European Philosophy and Ethics
European Philosophy and Ethics examine a range of issues and traditions in moral philosophy, social and political philosophy, feminist philosophy, the history of European philosophy, the philosophy of education, environmental ethics, business and professional ethics, bioethics, and the philosophy of action. Research in the traditions of European Philosophy and Ethics aims to address perennial philosophical questions, such as the nature of justice, freedom and the good life, while engaging closely with contemporary issues in society and culture.

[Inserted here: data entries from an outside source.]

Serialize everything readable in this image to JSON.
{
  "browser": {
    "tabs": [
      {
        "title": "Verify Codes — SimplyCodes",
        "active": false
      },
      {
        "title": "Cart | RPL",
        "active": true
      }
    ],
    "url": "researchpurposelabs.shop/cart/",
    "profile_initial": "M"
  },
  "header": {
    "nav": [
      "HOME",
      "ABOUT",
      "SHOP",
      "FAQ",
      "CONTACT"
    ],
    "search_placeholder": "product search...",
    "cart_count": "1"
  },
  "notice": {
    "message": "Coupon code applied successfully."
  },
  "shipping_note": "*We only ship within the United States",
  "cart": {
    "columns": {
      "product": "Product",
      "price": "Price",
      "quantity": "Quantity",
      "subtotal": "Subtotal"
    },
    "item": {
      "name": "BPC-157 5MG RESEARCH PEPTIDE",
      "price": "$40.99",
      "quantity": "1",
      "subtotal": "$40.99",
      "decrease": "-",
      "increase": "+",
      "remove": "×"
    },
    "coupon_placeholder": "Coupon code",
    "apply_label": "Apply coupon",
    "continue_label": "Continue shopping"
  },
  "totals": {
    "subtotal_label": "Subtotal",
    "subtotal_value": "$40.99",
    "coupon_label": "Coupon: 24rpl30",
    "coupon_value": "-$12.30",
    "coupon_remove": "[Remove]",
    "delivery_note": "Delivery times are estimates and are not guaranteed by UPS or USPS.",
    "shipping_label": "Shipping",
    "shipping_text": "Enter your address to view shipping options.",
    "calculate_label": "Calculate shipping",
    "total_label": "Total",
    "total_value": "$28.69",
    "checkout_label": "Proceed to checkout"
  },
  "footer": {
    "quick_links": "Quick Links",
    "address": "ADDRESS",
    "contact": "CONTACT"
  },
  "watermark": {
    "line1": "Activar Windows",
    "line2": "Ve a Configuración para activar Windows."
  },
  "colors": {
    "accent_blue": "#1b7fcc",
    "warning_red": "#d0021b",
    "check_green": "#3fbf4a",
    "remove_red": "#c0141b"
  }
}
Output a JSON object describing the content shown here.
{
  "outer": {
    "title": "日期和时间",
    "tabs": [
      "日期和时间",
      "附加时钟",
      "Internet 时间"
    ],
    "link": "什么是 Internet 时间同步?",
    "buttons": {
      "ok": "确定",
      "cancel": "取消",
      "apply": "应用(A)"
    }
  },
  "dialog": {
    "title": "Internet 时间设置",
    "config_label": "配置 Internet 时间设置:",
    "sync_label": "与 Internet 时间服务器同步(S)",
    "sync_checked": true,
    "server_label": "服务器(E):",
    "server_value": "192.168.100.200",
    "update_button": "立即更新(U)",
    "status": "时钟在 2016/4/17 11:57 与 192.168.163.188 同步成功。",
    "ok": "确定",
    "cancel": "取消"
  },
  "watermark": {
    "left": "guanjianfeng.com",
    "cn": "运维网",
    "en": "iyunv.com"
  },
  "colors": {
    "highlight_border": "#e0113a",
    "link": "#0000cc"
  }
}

Over the last decade, members of Philosophy have made significant research contributions to European Philosophy and Ethics, including work addressing the themes of political violence and oppression, post-genocide justice, distributive and procedural justice, democracy and education, bioethics, embodiment and ethics, emotion and agency, relational autonomy, and philosophy as institution. Research groups associated with this field include the European Philosophy Research Group (EPRG), formed in 2003, and affiliated with the Institute for Advanced Studies in the Humanities; Health, Ethics and Law Group (HEAL), formed in 2011; Brisbane Social Philosophy Group, formed in 2014; and The Queensland School for Continental Philosophy, founded in 2015. Recent ARC Discovery grants include Gil Burgh’s ‘Comparative effectiveness of two strategic and meta-cognitive questioning approaches on children’s explanatory behaviour, problem-solving, and learning during cooperative, inquiry-based learning’ (2007–2009) and Marguerite La Caze’s ‘Ethical restoration after political violence and oppression: a philosophical account’ (2015-17). There are currently 34 Research Higher Degree students working in the field, and 28 doctorates have been conferred since 2006.
Philosophical Inquiry with Children: An Australian history dedicated to creating an inquiring society
Summer Research Scholarship
Ethical restoration after oppressive violence: a philosophical account
ARC Discovery Project